Nothing like a good, healthy old-fashioned whine fest at the referees to get your name tossed on the NHL DOPS fine short list, eh?
Luke Witkowski had himself a night on Tuesday, when he got into it with two separate Dallas Stars players during Detroit’s 4-2 loss to their Central Division opponents.
His sucker-punch to Stars defenseman Stephen Johns earned him some ire, but he’s under fire for a completely different reason - apparently, he got too whiny in the post-game media scrums.
Following the loss, Witkowski apparently insinuated that one of the two on-ice officials presiding over the game was out to get him, complaining that they had unfairly tapped him with a penalty for elbowing Martin Hanzal.
Hanzal is almost always hurt, so it’s not like Witkowski was targeting a player on any kind of Iron-man streak to begin with - and when you watch the replay, it’s hard to tell if the penalty is valid but soft or kind of a poor call. But either way, the Red Wings bruiser was miffed, and now the league is ready to have his head for it.
He could end up with a fine for the incident. And while that seems a little harsh for whining, it is what it is. [Winging It In Motown]
Do you know who you’d be if you were an NHL player?
Im a bench warmer for the Nashville Predators.— Hockey Central (@HockeyCentraI) January 17, 2018
Quote RT with your result! pic.twitter.com/uoBwdk00pi
According to this, I’m a lottery pick for the Columbus Blue Jackets.
While in theory that means that I’m Rick Nash, I think I’m actually more of a Gilbert Brule? Anyways.
Speaking of who you are for a team, Louis Domingue has some feelings about who he is as an NHL player - and while he’s happy to be where he is right now, some comments about his former tenure with the Arizona Coyotes have come out, and he doesn’t seem thrilled. [Raw Charge]
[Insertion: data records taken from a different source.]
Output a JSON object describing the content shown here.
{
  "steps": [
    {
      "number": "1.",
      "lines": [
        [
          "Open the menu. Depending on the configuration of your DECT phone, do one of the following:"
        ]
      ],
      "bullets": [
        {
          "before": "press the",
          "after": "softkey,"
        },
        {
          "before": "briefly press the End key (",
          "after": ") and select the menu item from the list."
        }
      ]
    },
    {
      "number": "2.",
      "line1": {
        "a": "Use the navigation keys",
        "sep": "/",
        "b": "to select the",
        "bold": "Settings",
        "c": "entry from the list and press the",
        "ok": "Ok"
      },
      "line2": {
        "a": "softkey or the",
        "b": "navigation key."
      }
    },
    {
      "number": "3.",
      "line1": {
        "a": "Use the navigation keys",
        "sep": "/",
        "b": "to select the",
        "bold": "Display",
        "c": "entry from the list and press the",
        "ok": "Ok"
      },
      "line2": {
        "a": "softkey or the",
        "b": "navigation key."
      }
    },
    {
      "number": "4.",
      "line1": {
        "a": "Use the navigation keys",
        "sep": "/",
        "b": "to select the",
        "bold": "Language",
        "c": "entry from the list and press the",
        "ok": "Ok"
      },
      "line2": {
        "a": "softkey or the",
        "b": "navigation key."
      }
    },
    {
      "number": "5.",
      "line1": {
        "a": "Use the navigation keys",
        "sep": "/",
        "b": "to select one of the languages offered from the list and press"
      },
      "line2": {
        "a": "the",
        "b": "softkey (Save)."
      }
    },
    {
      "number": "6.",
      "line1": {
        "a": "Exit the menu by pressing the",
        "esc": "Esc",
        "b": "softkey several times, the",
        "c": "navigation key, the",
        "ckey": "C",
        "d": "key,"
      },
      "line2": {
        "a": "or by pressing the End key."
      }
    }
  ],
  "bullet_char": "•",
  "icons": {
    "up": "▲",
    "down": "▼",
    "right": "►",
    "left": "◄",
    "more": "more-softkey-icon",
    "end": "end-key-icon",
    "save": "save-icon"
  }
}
For what it’s worth, it was reported later that Domingue may have been offered a spot in the ECHL while a trade was being negotiated, and the goaltender declined the offer. But the bottom line, really, is that he’s no longer posting sub-.900 save percentages, and everyone involved can now move on. No, really:
And the last thing I’m gonna say is I loved everything about Arizona. The fans were great to me and it’s too bas things didn’t work but at the end of the day so grateful to have played there! Let’s remember the good things and move on from the bad ones— Louis Domingue (@domingue35) January 17, 2018
Speaking of moving on - or, more importantly, moving on up:
#IceQueens officially on the road to the #PyeongChang2018 Olympics, or should we say - in the air!— IIHF (@IIHFHockey) January 17, 2018
Post an #Icequeens #seflie, solo or with your fellow fan girls, and get in high spirits for this amazing event! : @HilaryKnight @USAHockey pic.twitter.com/8QB4isl4W6
Now, for some fun Bruins talk:
First, sad news: The Boston Bruins anthem singer, Rene Rancourt, is retiring at the end of this season. For generations of Bruins fans, that’s a huge blow. [NHL.com]
There’s also this incredible piece on Willie O’Ree, who broke down the color barrier in hockey decades before the PK Subbans and Seth Joneses would make their way into the league. He was honored on Wednesday night by Boston. [Stanley Cup of Chowder]
Oh, and Brad Marchand scored again today. He’s up to 19 goals and 43 points in just 35 game this year, and counting:
Finally, I’ll toss a long read at you if you feel you can stomach it.
ESPN did an excellent write-up on the enablement that may have gone on at Michigan State and in USA Gymnastics for years before Larry Nassar was ever formally charged with child pornography and the sexual abuse he inflicted upon dozens of young gymnasts.
It’s hard to call the write-up ‘excellent’ and use such a positively-connoted word in the same sentence as the name Larry Nassar. And if you don’t have a taste for excruciating anger, this isn’t something I’d recommend reading; it’s a lengthy, Big Mac-sized detailing of all the ways that Nassar was protected by those around him for decades before someone finally put a stop to his power.
The depth and magnitude of the piece, though, truly is excellent. It’s written in a way that doesn’t sensationalize or diminish a topic that needs little embellishment from flowery verbage to reveal how horrifying it is, and it truly helps the reader understand that Nassar was far from isolated as he wormed his way into a world where vulnerable young athletes trusted him with their bodies.
It’s hard to escape the horrors coming out about Nassar - and we shouldn’t, really, let him get away with his crimes fading away into obscurity as if they never happened.
There hasn’t been as much done on the people around him, though, who could have stopped him before he ever really got started. This piece fills that hole in what’s being told, and it deserves to get tossed in here. [ESPN]